■ **How to complete this task**: Give only the number of lines in the data that include the string "table".

■ **Data for review**:
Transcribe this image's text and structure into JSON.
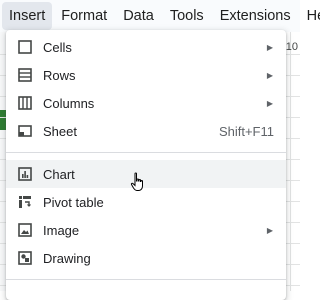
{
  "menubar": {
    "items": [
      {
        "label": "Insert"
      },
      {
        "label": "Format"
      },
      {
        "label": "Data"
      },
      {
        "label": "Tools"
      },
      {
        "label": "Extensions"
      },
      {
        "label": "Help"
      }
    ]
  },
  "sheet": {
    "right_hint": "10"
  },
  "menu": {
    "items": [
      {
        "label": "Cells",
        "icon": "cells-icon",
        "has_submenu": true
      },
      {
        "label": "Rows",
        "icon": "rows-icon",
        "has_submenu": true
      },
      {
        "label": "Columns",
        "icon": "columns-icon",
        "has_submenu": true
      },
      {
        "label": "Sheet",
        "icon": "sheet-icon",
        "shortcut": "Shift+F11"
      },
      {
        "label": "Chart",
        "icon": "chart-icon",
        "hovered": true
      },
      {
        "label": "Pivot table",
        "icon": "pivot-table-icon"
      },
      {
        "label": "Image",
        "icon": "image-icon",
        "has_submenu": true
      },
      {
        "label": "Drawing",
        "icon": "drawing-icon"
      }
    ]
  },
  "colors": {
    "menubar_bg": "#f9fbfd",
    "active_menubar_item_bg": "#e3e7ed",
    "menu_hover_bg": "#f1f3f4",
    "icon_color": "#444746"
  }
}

■ **Expected answer**: 2